Albany -- The number of children diagnosed with autism is now reaching record numbers. One in 150 children are now estimated to have some form of autism. But doctors believe there may be even more cases.
Makeir is a typical eight year old boy. Rambunctious, into action figures, and obsessed with Spiderman. But when he was six years old his, and his father's life was turned upside down.
"With this syndrome, it takes their ability to speak properly. It takes their ability to hear properly. They actually call it a type of word deafness and it just comes on like that," says Keith Modeste.
Glanser-Klefner syndrome is a rare form of autism that doctors don't know much about yet. "Sometimes the doctor, the neurologist, they don't know that much about it. And you have to teach them. We just so happens to find a very good neurologist who knows a lot about it in Macon, where we are headed tomorrow," says Modeste.

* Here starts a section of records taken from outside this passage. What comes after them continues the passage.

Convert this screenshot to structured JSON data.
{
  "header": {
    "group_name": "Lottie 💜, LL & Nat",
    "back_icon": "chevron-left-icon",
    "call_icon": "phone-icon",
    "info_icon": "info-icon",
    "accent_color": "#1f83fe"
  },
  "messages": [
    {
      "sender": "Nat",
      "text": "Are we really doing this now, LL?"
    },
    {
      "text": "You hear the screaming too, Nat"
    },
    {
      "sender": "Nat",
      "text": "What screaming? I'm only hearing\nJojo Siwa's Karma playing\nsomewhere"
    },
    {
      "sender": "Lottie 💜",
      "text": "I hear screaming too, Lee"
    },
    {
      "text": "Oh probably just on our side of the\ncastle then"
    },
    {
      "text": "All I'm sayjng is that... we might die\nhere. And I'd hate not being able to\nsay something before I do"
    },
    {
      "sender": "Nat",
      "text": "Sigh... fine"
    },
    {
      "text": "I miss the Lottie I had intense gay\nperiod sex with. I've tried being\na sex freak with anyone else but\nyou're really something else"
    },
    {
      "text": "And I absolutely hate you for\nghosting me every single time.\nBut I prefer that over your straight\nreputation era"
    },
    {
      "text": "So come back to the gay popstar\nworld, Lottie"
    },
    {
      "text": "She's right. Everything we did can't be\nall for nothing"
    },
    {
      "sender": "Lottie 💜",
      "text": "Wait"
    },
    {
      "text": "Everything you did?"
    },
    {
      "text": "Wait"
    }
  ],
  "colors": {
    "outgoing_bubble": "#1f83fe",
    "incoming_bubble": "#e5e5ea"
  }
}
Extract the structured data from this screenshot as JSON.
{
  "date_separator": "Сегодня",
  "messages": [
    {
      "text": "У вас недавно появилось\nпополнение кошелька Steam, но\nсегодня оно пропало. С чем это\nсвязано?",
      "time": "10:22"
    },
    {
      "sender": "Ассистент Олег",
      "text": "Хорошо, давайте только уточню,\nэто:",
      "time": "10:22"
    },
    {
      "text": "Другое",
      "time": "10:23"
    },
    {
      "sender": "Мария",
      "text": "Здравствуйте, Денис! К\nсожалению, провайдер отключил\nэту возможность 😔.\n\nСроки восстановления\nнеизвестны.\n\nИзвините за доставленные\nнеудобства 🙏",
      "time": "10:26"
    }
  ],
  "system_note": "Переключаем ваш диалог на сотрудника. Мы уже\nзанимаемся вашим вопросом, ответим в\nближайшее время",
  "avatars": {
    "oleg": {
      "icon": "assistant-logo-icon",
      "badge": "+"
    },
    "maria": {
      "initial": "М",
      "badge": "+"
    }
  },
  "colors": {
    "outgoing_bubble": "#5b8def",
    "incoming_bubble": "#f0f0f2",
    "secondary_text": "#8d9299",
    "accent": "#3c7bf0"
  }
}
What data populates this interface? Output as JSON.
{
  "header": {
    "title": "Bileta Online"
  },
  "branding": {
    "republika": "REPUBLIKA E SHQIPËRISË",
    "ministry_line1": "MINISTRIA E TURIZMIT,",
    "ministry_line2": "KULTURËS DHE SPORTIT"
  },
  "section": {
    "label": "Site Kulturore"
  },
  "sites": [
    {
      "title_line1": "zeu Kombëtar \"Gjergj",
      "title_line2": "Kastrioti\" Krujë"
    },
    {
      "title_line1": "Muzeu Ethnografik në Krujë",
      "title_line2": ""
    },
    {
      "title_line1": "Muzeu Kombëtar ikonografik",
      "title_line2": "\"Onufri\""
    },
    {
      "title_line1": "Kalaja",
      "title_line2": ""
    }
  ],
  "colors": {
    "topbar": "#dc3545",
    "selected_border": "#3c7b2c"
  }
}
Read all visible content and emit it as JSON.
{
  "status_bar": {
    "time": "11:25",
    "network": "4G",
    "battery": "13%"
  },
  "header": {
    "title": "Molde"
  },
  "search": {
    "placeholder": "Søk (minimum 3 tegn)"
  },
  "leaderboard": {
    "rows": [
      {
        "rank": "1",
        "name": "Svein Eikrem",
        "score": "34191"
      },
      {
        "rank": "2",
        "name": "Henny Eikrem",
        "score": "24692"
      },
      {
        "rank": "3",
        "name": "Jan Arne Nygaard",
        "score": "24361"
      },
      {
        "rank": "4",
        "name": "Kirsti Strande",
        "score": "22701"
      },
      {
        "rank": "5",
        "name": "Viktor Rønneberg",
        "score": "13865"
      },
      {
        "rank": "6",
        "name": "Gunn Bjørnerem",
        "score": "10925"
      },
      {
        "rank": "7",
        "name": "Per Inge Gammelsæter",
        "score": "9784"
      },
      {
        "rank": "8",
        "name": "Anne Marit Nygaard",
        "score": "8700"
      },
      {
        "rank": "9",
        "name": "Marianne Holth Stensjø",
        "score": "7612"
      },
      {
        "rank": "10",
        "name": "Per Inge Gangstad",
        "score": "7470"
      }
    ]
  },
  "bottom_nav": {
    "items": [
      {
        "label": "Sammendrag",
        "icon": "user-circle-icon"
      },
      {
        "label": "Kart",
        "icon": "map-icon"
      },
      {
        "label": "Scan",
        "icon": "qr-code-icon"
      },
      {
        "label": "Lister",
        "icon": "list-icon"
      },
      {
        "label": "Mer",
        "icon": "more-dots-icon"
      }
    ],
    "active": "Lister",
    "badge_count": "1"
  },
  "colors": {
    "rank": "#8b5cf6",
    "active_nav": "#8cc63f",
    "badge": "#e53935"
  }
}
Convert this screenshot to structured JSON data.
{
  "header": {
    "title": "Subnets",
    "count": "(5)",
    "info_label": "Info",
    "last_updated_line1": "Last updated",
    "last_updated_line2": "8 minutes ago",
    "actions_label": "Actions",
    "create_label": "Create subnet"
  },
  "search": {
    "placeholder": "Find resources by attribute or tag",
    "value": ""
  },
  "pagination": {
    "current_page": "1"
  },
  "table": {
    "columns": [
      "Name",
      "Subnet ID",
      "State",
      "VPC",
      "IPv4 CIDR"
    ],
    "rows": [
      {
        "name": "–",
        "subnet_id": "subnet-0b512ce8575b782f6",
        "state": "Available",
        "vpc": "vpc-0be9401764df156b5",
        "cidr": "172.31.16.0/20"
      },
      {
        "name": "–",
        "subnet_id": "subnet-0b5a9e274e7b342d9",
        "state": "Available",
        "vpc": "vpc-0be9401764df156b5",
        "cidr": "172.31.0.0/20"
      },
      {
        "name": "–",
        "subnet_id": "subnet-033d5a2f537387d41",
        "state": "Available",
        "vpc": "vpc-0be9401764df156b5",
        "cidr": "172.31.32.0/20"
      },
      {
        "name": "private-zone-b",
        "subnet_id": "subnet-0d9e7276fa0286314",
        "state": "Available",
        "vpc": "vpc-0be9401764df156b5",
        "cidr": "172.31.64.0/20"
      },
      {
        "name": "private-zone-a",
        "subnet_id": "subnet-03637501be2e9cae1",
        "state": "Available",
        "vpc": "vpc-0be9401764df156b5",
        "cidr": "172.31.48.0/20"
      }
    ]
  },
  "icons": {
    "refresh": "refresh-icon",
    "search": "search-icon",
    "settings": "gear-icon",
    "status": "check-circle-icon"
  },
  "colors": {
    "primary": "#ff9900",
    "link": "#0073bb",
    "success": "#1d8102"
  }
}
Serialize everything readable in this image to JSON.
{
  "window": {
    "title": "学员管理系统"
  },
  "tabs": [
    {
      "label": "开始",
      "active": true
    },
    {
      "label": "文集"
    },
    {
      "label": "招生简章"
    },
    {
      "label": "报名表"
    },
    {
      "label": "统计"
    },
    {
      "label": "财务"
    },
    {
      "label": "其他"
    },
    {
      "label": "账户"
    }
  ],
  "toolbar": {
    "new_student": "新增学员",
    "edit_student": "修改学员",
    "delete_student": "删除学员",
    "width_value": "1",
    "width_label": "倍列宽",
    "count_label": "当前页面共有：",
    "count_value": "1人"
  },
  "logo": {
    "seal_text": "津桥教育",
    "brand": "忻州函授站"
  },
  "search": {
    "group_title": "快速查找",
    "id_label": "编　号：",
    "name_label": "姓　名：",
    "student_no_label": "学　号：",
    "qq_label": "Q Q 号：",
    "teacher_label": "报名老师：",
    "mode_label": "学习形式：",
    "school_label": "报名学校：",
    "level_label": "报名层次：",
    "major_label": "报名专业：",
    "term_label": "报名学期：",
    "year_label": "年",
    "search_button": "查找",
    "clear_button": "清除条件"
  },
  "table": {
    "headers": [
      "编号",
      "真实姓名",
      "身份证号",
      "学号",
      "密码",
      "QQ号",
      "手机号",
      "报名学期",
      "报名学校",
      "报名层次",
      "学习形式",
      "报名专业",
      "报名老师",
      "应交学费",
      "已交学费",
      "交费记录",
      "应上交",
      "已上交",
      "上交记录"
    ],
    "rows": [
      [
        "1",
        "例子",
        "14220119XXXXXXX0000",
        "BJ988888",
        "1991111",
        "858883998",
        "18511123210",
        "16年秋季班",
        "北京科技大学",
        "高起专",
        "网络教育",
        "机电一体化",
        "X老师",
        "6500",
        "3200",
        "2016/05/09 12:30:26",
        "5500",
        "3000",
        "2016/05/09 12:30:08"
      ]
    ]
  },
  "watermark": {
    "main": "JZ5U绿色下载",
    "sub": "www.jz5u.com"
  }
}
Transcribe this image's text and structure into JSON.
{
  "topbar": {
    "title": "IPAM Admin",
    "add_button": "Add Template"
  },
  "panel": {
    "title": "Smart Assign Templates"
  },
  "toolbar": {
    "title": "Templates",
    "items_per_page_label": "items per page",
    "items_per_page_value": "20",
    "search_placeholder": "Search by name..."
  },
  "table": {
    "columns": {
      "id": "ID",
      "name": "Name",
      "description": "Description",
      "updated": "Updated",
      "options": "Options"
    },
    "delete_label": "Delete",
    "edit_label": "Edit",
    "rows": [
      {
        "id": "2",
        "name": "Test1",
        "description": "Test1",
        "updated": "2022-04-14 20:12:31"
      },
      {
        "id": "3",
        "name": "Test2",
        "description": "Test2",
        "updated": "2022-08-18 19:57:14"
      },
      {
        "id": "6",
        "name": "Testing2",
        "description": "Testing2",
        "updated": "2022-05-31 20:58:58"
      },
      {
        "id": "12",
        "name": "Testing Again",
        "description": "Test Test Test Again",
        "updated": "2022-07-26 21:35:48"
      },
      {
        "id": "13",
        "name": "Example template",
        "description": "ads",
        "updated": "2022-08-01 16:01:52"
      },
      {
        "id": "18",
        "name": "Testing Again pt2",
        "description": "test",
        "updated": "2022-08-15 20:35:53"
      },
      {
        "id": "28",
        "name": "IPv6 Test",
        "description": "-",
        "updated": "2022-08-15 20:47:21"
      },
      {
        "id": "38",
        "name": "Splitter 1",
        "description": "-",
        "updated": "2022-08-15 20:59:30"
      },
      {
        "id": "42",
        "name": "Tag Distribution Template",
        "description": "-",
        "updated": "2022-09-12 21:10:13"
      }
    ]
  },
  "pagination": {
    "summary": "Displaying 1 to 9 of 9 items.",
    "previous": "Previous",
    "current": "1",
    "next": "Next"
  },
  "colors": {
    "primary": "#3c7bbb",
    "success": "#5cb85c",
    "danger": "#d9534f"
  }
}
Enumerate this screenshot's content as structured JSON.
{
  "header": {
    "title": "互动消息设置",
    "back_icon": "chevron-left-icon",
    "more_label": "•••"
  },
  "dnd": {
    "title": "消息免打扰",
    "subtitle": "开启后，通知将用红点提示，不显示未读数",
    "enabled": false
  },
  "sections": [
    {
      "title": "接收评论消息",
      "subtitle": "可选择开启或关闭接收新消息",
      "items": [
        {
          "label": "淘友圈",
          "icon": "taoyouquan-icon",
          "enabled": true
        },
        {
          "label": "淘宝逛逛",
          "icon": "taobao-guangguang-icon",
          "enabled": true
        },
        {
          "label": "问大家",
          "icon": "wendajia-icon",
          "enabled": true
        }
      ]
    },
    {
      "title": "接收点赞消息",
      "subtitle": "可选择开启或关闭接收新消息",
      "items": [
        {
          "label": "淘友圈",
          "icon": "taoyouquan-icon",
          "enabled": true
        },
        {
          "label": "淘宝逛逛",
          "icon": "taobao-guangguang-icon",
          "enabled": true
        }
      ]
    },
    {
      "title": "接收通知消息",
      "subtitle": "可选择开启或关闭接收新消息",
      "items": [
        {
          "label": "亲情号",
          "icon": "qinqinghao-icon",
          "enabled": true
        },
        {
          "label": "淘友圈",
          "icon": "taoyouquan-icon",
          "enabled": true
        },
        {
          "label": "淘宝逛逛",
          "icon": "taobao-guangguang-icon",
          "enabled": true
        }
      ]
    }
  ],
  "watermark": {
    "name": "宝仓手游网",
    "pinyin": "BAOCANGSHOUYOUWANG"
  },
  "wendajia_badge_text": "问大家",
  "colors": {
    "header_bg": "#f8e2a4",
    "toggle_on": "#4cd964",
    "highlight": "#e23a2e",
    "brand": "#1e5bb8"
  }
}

But now that more and more children are diagnosed with some form of Autism that could change. "The rates seem to be higher, but a lot of it is us being more aware of it," says Pediatrician Dr. Stacy Evans.
And looking for it more aggressively than I think we have done in the past. "It's a very good thing. The more money that goes into the research, the more that nurses and doctors and laymen and anybody who knows about it is a good thing. And plus people stop putting stipulations on it."
And the public perception of autism is also changing. "When you see a child misbehaving, don't put it off on the parents. Cause you really don't know and that's very frustrating," says Modeste.
Frustrations that may become a thing of the past with the increased awareness of Autism.